# geo_azimuth()

Calculates clockwise angle in radians between the line from point1 to true north and a line from point1 to point2 on Earth.

## Syntax

geo_azimuth(p1_longitude,p1_latitude,p2_longitude,p2_latitude)

## Parameters

Name Type Required Description
p1_longitude real ✔️ The longitude value in degrees of the first geospatial coordinate. A valid value is in the range [-180, +180].
p1_latitude real ✔️ The latitude value in degrees of the first geospatial coordinate. A valid value is in the range [-90, +90].
p2_longitude real ✔️ The longitude value in degrees of the second geospatial coordinate. A valid value is in the range [-180, +180].
p2_latitude real ✔️ The latitude value in degrees of the second geospatial coordinate. A valid value is in the range [-90, +90].

## Returns

An angle in radians between the line from point p1 to true north and line [p1, p2]. The angle is measured clockwise.

Note

• The geospatial coordinates are interpreted as represented by the WGS-84 coordinate reference system.
• The geodetic datum used to measure distance on Earth is a sphere. Line edges are geodesics on the sphere.
• Azimuth 0 points north. Azimuth Pi/2 points east. Azimuth Pi points south. Azimuth 3Pi/2 points west.
• If the coordinates are invalid, the query will produce a null result.
• If point1 is equal to point2, the query will produce a null result.
• If point1 and point2 are antipodal, the query will produce a null result.

## Examples

The following example calculates azimuth in radians.

print azimuth_in_radians = geo_azimuth(5, 10, 10, -40)

Output

3.05459939796449

The following example calculates azimuth in degrees.

let azimuth_in_radians = geo_azimuth(5, 10, 10, -40);

Output

azimuth_in_degrees
175.015653606568

The following example considers a truck that emits telemetry of its location while it travels and looks for its travel direction.

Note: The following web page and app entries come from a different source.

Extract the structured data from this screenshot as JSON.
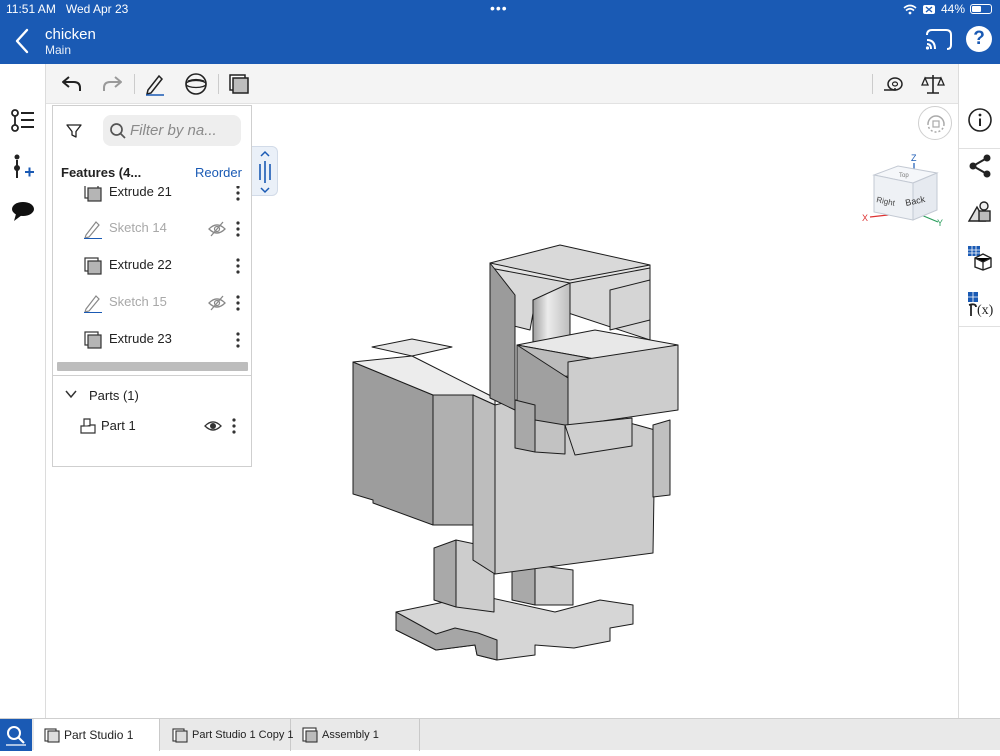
{
  "status_bar": {
    "time": "11:51 AM",
    "date": "Wed Apr 23",
    "battery_text": "44%",
    "battery_level": 0.44
  },
  "header": {
    "title": "chicken",
    "subtitle": "Main",
    "help_label": "?"
  },
  "feature_panel": {
    "search_placeholder": "Filter by na...",
    "features_title": "Features (4...",
    "reorder_label": "Reorder",
    "features": [
      {
        "label": "Extrude 21",
        "type": "extrude",
        "suppressed": false
      },
      {
        "label": "Sketch 14",
        "type": "sketch",
        "suppressed": true
      },
      {
        "label": "Extrude 22",
        "type": "extrude",
        "suppressed": false
      },
      {
        "label": "Sketch 15",
        "type": "sketch",
        "suppressed": true
      },
      {
        "label": "Extrude 23",
        "type": "extrude",
        "suppressed": false
      }
    ],
    "parts_title": "Parts (1)",
    "parts": [
      {
        "label": "Part 1"
      }
    ]
  },
  "view_cube": {
    "face_front": "Back",
    "face_side": "Right",
    "face_top": "Top",
    "axis_z": "Z",
    "axis_x": "X",
    "axis_y": "Y"
  },
  "bottom_tabs": [
    {
      "label": "Part Studio 1",
      "active": true
    },
    {
      "label": "Part Studio 1 Copy 1",
      "active": false
    },
    {
      "label": "Assembly 1",
      "active": false
    }
  ],
  "colors": {
    "brand_blue": "#1a5ab4",
    "model_face": "#c9c9c9"
  }
}
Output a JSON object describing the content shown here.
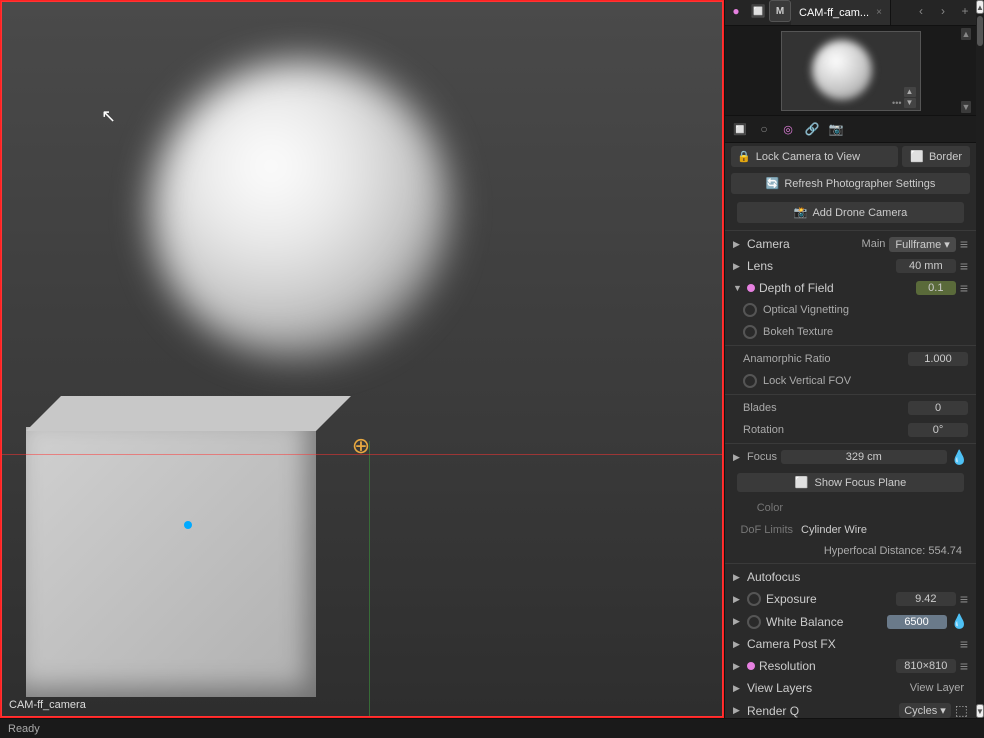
{
  "viewport": {
    "label": "CAM-ff_camera"
  },
  "panel": {
    "tab_title": "CAM-ff_cam...",
    "tab_close": "×",
    "tab_plus": "+",
    "icons": [
      "📷",
      "🎬",
      "📹",
      "🎥",
      "📊"
    ],
    "buttons": {
      "lock_camera": "Lock Camera to View",
      "refresh_photographer": "Refresh Photographer Settings",
      "add_drone": "Add Drone Camera",
      "border": "Border",
      "show_focus_plane": "Show Focus Plane"
    },
    "sections": {
      "camera": {
        "label": "Camera",
        "preset": "Main",
        "type": "Fullframe",
        "arrow": "▶"
      },
      "lens": {
        "label": "Lens",
        "value": "40 mm",
        "arrow": "▶"
      },
      "depth_of_field": {
        "label": "Depth of Field",
        "value": "0.1",
        "arrow": "▼",
        "active": true
      },
      "optical_vignetting": {
        "label": "Optical Vignetting"
      },
      "bokeh_texture": {
        "label": "Bokeh Texture"
      },
      "anamorphic_ratio": {
        "label": "Anamorphic Ratio",
        "value": "1.000"
      },
      "lock_vertical_fov": {
        "label": "Lock Vertical FOV"
      },
      "blades": {
        "label": "Blades",
        "value": "0"
      },
      "rotation": {
        "label": "Rotation",
        "value": "0°"
      },
      "focus": {
        "label": "Focus",
        "value": "329 cm",
        "arrow": "▶"
      },
      "color_label": "Color",
      "dof_limits_label": "DoF Limits",
      "dof_limits_value": "Cylinder Wire",
      "hyperfocal": "Hyperfocal Distance: 554.74",
      "autofocus": {
        "label": "Autofocus",
        "arrow": "▶"
      },
      "exposure": {
        "label": "Exposure",
        "value": "9.42",
        "arrow": "▶"
      },
      "white_balance": {
        "label": "White Balance",
        "value": "6500",
        "arrow": "▶"
      },
      "camera_post_fx": {
        "label": "Camera Post FX",
        "arrow": "▶"
      },
      "resolution": {
        "label": "Resolution",
        "value": "810×810",
        "arrow": "▶"
      },
      "view_layers": {
        "label": "View Layers",
        "value": "View Layer",
        "arrow": "▶"
      },
      "render_q": {
        "label": "Render Q",
        "value": "Cycles",
        "arrow": "▶"
      }
    }
  },
  "scrollbar": {
    "up_arrow": "▲",
    "down_arrow": "▼"
  }
}
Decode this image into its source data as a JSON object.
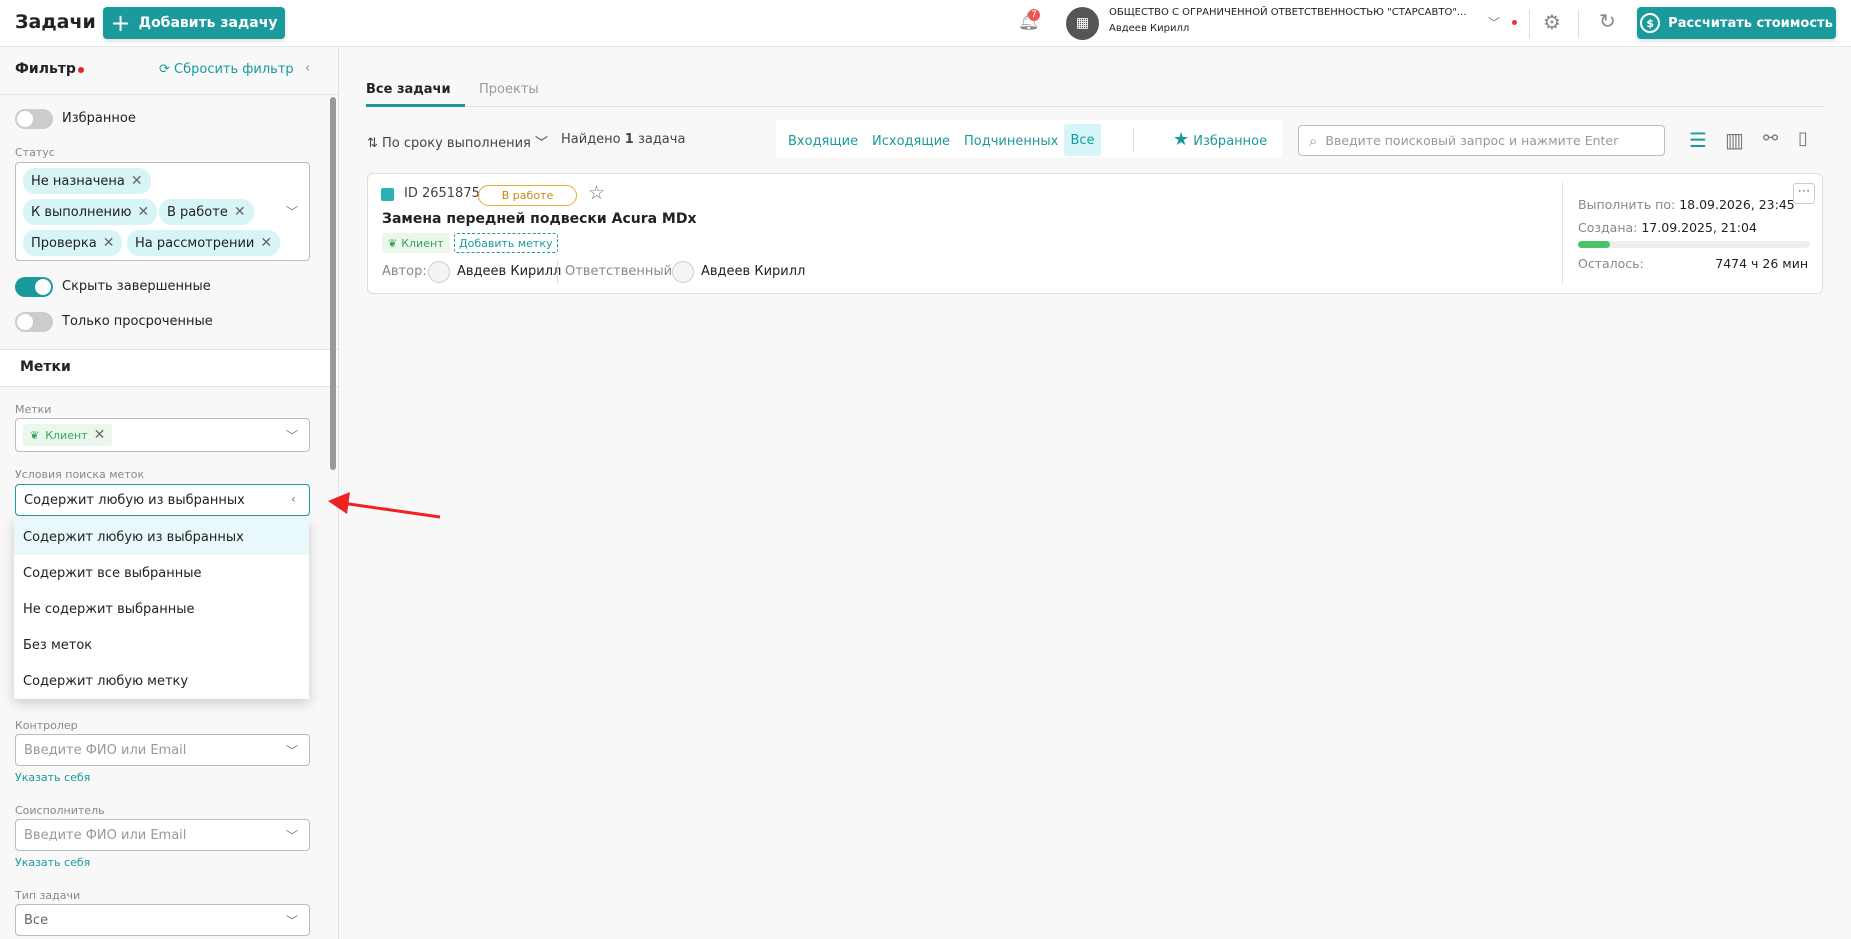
{
  "header": {
    "title": "Задачи",
    "add_task": "Добавить задачу",
    "notifications_count": "7",
    "org_name": "ОБЩЕСТВО С ОГРАНИЧЕННОЙ ОТВЕТСТВЕННОСТЬЮ \"СТАРСАВТО\"...",
    "user_name": "Авдеев Кирилл",
    "calc_button": "Рассчитать стоимость",
    "accent": "#1a9a9c"
  },
  "filter": {
    "title": "Фильтр",
    "reset": "Сбросить фильтр",
    "favorites": "Избранное",
    "status_label": "Статус",
    "statuses": [
      "Не назначена",
      "К выполнению",
      "В работе",
      "Проверка",
      "На рассмотрении"
    ],
    "hide_completed": "Скрыть завершенные",
    "only_overdue": "Только просроченные",
    "tags_section": "Метки",
    "tags_label": "Метки",
    "tag_selected": "Клиент",
    "tag_condition_label": "Условия поиска меток",
    "tag_condition_value": "Содержит любую из выбранных",
    "tag_condition_options": [
      "Содержит любую из выбранных",
      "Содержит все выбранные",
      "Не содержит выбранные",
      "Без меток",
      "Содержит любую метку"
    ],
    "controller_label": "Контролер",
    "controller_placeholder": "Введите ФИО или Email",
    "set_self": "Указать себя",
    "coexecutor_label": "Соисполнитель",
    "coexecutor_placeholder": "Введите ФИО или Email",
    "task_type_label": "Тип задачи",
    "task_type_value": "Все"
  },
  "main": {
    "tabs": [
      "Все задачи",
      "Проекты"
    ],
    "sort": "По сроку выполнения",
    "found_prefix": "Найдено ",
    "found_count": "1",
    "found_suffix": " задача",
    "segments": [
      "Входящие",
      "Исходящие",
      "Подчиненных",
      "Все"
    ],
    "favorites": "Избранное",
    "search_placeholder": "Введите поисковый запрос и нажмите Enter"
  },
  "task": {
    "id": "ID 2651875",
    "status": "В работе",
    "title": "Замена передней подвески Acura MDx",
    "tag": "Клиент",
    "add_tag": "Добавить метку",
    "author_label": "Автор:",
    "author": "Авдеев Кирилл",
    "responsible_label": "Ответственный:",
    "responsible": "Авдеев Кирилл",
    "due_label": "Выполнить по:",
    "due": "18.09.2026, 23:45",
    "created_label": "Создана:",
    "created": "17.09.2025, 21:04",
    "remaining_label": "Осталось:",
    "remaining": "7474 ч 26 мин",
    "progress_percent": 14
  }
}
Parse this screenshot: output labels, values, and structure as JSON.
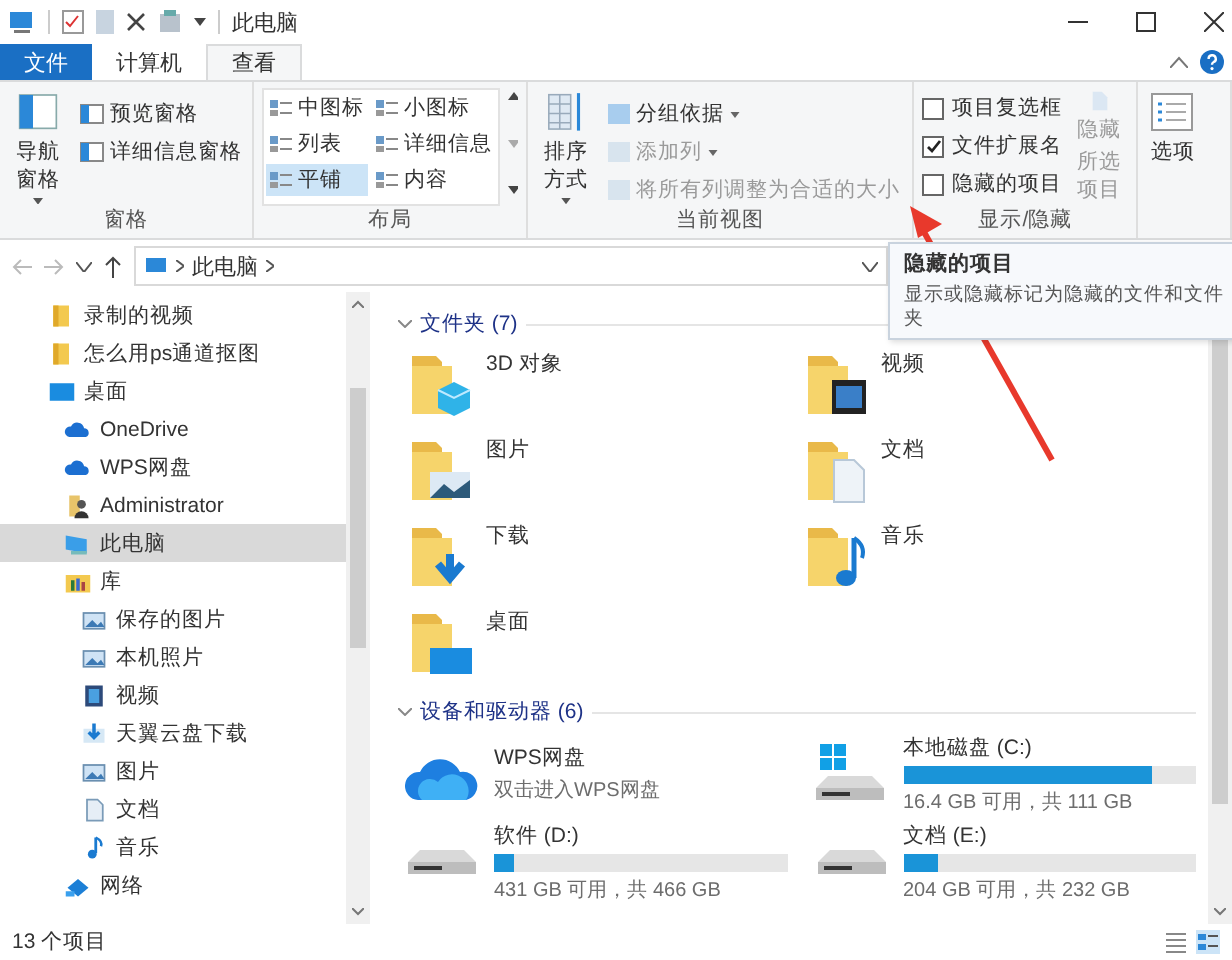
{
  "window": {
    "title": "此电脑"
  },
  "ribbon_tabs": [
    {
      "label": "文件",
      "kind": "file",
      "selected": false
    },
    {
      "label": "计算机",
      "kind": "tab",
      "selected": false
    },
    {
      "label": "查看",
      "kind": "tab",
      "selected": true
    }
  ],
  "ribbon_groups": [
    {
      "kind": "panes",
      "title": "窗格",
      "large": "导航窗格",
      "small": [
        "预览窗格",
        "详细信息窗格"
      ]
    },
    {
      "kind": "layout",
      "title": "布局",
      "options": [
        {
          "label": "中图标",
          "selected": false
        },
        {
          "label": "小图标",
          "selected": false
        },
        {
          "label": "列表",
          "selected": false
        },
        {
          "label": "详细信息",
          "selected": false
        },
        {
          "label": "平铺",
          "selected": true
        },
        {
          "label": "内容",
          "selected": false
        }
      ]
    },
    {
      "kind": "view",
      "title": "当前视图",
      "large": "排序方式",
      "commands": [
        {
          "label": "分组依据",
          "kind": "menu",
          "disabled": false
        },
        {
          "label": "添加列",
          "kind": "menu",
          "disabled": true
        },
        {
          "label": "将所有列调整为合适的大小",
          "kind": "command",
          "disabled": true
        }
      ]
    },
    {
      "kind": "showhide",
      "title": "显示/隐藏",
      "checkboxes": [
        {
          "label": "项目复选框",
          "checked": false
        },
        {
          "label": "文件扩展名",
          "checked": true
        },
        {
          "label": "隐藏的项目",
          "checked": false
        }
      ],
      "large": [
        "隐藏",
        "所选项目"
      ],
      "large_disabled": true
    },
    {
      "kind": "options",
      "large": "选项"
    }
  ],
  "address": {
    "path": [
      "此电脑"
    ]
  },
  "tooltip": {
    "title": "隐藏的项目",
    "text": "显示或隐藏标记为隐藏的文件和文件夹"
  },
  "sidebar": {
    "items": [
      {
        "label": "录制的视频",
        "kind": "folder",
        "selected": false
      },
      {
        "label": "怎么用ps通道抠图",
        "kind": "folder",
        "selected": false
      },
      {
        "label": "桌面",
        "kind": "desktop",
        "selected": false,
        "children": [
          {
            "label": "OneDrive",
            "kind": "cloud",
            "selected": false
          },
          {
            "label": "WPS网盘",
            "kind": "cloud",
            "selected": false
          },
          {
            "label": "Administrator",
            "kind": "user",
            "selected": false
          },
          {
            "label": "此电脑",
            "kind": "computer",
            "selected": true
          },
          {
            "label": "库",
            "kind": "library",
            "selected": false,
            "children": [
              {
                "label": "保存的图片",
                "kind": "pictures",
                "selected": false
              },
              {
                "label": "本机照片",
                "kind": "pictures",
                "selected": false
              },
              {
                "label": "视频",
                "kind": "video",
                "selected": false
              },
              {
                "label": "天翼云盘下载",
                "kind": "download",
                "selected": false
              },
              {
                "label": "图片",
                "kind": "pictures",
                "selected": false
              },
              {
                "label": "文档",
                "kind": "documents",
                "selected": false
              },
              {
                "label": "音乐",
                "kind": "music",
                "selected": false
              }
            ]
          },
          {
            "label": "网络",
            "kind": "network",
            "selected": false
          }
        ]
      }
    ]
  },
  "folders": {
    "header": "文件夹 (7)",
    "items": [
      {
        "label": "3D 对象",
        "kind": "cube"
      },
      {
        "label": "视频",
        "kind": "video"
      },
      {
        "label": "图片",
        "kind": "pictures"
      },
      {
        "label": "文档",
        "kind": "documents"
      },
      {
        "label": "下载",
        "kind": "download"
      },
      {
        "label": "音乐",
        "kind": "music"
      },
      {
        "label": "桌面",
        "kind": "desktop"
      }
    ]
  },
  "devices": {
    "header": "设备和驱动器 (6)",
    "items": [
      {
        "name": "WPS网盘",
        "kind": "cloud",
        "subtitle": "双击进入WPS网盘"
      },
      {
        "name": "本地磁盘 (C:)",
        "kind": "system",
        "level": 0.85,
        "capacity": "16.4 GB 可用，共 111 GB"
      },
      {
        "name": "软件 (D:)",
        "kind": "drive",
        "level": 0.07,
        "capacity": "431 GB 可用，共 466 GB"
      },
      {
        "name": "文档 (E:)",
        "kind": "drive",
        "level": 0.12,
        "capacity": "204 GB 可用，共 232 GB"
      }
    ]
  },
  "status_bar": {
    "count": "13 个项目"
  }
}
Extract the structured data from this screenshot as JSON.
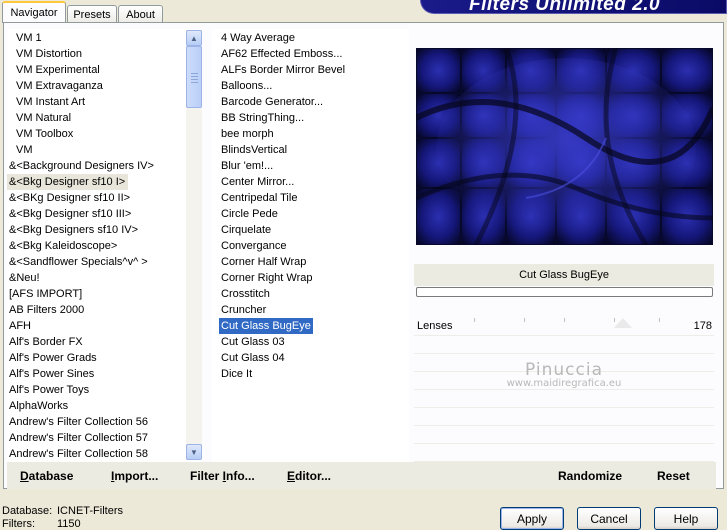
{
  "tabs": [
    {
      "label": "Navigator"
    },
    {
      "label": "Presets"
    },
    {
      "label": "About"
    }
  ],
  "title": "Filters Unlimited 2.0",
  "categories": [
    {
      "label": "VM 1"
    },
    {
      "label": "VM Distortion"
    },
    {
      "label": "VM Experimental"
    },
    {
      "label": "VM Extravaganza"
    },
    {
      "label": "VM Instant Art"
    },
    {
      "label": "VM Natural"
    },
    {
      "label": "VM Toolbox"
    },
    {
      "label": "VM"
    },
    {
      "label": "&<Background Designers IV>"
    },
    {
      "label": "&<Bkg Designer sf10 I>"
    },
    {
      "label": "&<BKg Designer sf10 II>"
    },
    {
      "label": "&<Bkg Designer sf10 III>"
    },
    {
      "label": "&<Bkg Designers sf10 IV>"
    },
    {
      "label": "&<Bkg Kaleidoscope>"
    },
    {
      "label": "&<Sandflower Specials^v^ >"
    },
    {
      "label": "&Neu!"
    },
    {
      "label": "[AFS IMPORT]"
    },
    {
      "label": "AB Filters 2000"
    },
    {
      "label": "AFH"
    },
    {
      "label": "Alf's Border FX"
    },
    {
      "label": "Alf's Power Grads"
    },
    {
      "label": "Alf's Power Sines"
    },
    {
      "label": "Alf's Power Toys"
    },
    {
      "label": "AlphaWorks"
    },
    {
      "label": "Andrew's Filter Collection 56"
    },
    {
      "label": "Andrew's Filter Collection 57"
    },
    {
      "label": "Andrew's Filter Collection 58"
    }
  ],
  "highlighted_category_index": 9,
  "filters": [
    {
      "label": "4 Way Average"
    },
    {
      "label": "AF62 Effected Emboss..."
    },
    {
      "label": "ALFs Border Mirror Bevel"
    },
    {
      "label": "Balloons..."
    },
    {
      "label": "Barcode Generator..."
    },
    {
      "label": "BB StringThing..."
    },
    {
      "label": "bee morph"
    },
    {
      "label": "BlindsVertical"
    },
    {
      "label": "Blur 'em!..."
    },
    {
      "label": "Center Mirror..."
    },
    {
      "label": "Centripedal Tile"
    },
    {
      "label": "Circle Pede"
    },
    {
      "label": "Cirquelate"
    },
    {
      "label": "Convergance"
    },
    {
      "label": "Corner Half Wrap"
    },
    {
      "label": "Corner Right Wrap"
    },
    {
      "label": "Crosstitch"
    },
    {
      "label": "Cruncher"
    },
    {
      "label": "Cut Glass  BugEye"
    },
    {
      "label": "Cut Glass 03"
    },
    {
      "label": "Cut Glass 04"
    },
    {
      "label": "Dice It"
    }
  ],
  "selected_filter_index": 18,
  "preview": {
    "filter_name": "Cut Glass  BugEye"
  },
  "params": [
    {
      "label": "Lenses",
      "value": "178"
    }
  ],
  "watermark": {
    "line1": "Pinuccia",
    "line2": "www.maidiregrafica.eu"
  },
  "toolbar": {
    "database": {
      "pre": "",
      "ul": "D",
      "post": "atabase"
    },
    "import": {
      "pre": "",
      "ul": "I",
      "post": "mport..."
    },
    "filter_info": {
      "pre": "Filter ",
      "ul": "I",
      "post": "nfo..."
    },
    "editor": {
      "pre": "",
      "ul": "E",
      "post": "ditor..."
    },
    "randomize": {
      "pre": "",
      "ul": "",
      "post": "Randomize"
    },
    "reset": {
      "pre": "",
      "ul": "",
      "post": "Reset"
    }
  },
  "status": {
    "database_label": "Database:",
    "database_value": "ICNET-Filters",
    "filters_label": "Filters:",
    "filters_value": "1150"
  },
  "buttons": {
    "apply": "Apply",
    "cancel": "Cancel",
    "help": "Help"
  },
  "colors": {
    "selection": "#316ac5",
    "preview_bg": "#0a0c3a",
    "accent_blue": "#2a2ab0"
  },
  "icons": {
    "scroll_up": "chevron-up-icon",
    "scroll_down": "chevron-down-icon"
  }
}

let get_direction = (azimuth:real)
{
let pi = pi();
iff(azimuth < pi/2,   "North-East",
iff(azimuth < pi,     "South-East",
iff(azimuth < 3*pi/2, "South-West",
"North-West")));
};
datatable(timestamp:datetime, lng:real, lat:real)
[
datetime(2024-01-01T00:01:53.048506Z), -115.4036607693417, 36.40551631046261,
datetime(2024-01-01T00:02:53.048506Z), -115.3256807623232, 36.34102142760111,
datetime(2024-01-01T00:03:53.048506Z), -115.2732290602112, 36.28458914829917,
datetime(2024-01-01T00:04:53.048506Z), -115.2513186233914, 36.27622394664352,
datetime(2024-01-01T00:05:53.048506Z), -115.2352055633212, 36.27545547038515,
datetime(2024-01-01T00:06:53.048506Z), -115.1894341934856, 36.28266934431671,
datetime(2024-01-01T00:07:53.048506Z), -115.1054318118468, 36.28957085435267,
datetime(2024-01-01T00:08:53.048506Z), -115.0648614339413, 36.28110743285072,
datetime(2024-01-01T00:09:53.048506Z), -114.9858032867736, 36.29780696509714,
datetime(2024-01-01T00:10:53.048506Z), -114.9016966527561, 36.36556196813566,
]
| sort by timestamp asc
| extend prev_lng = prev(lng), prev_lat = prev(lat)
| where isnotnull(prev_lng) and isnotnull(prev_lat)
| extend direction = get_direction(geo_azimuth(prev_lng, prev_lat, lng, lat))
| project direction, lng, lat
| render scatterchart with (kind = map)

Output

The following example returns true because the first point equals the second point.

print is_null = isnull(geo_azimuth(5, 10, 5, 10))

Output

is_null
true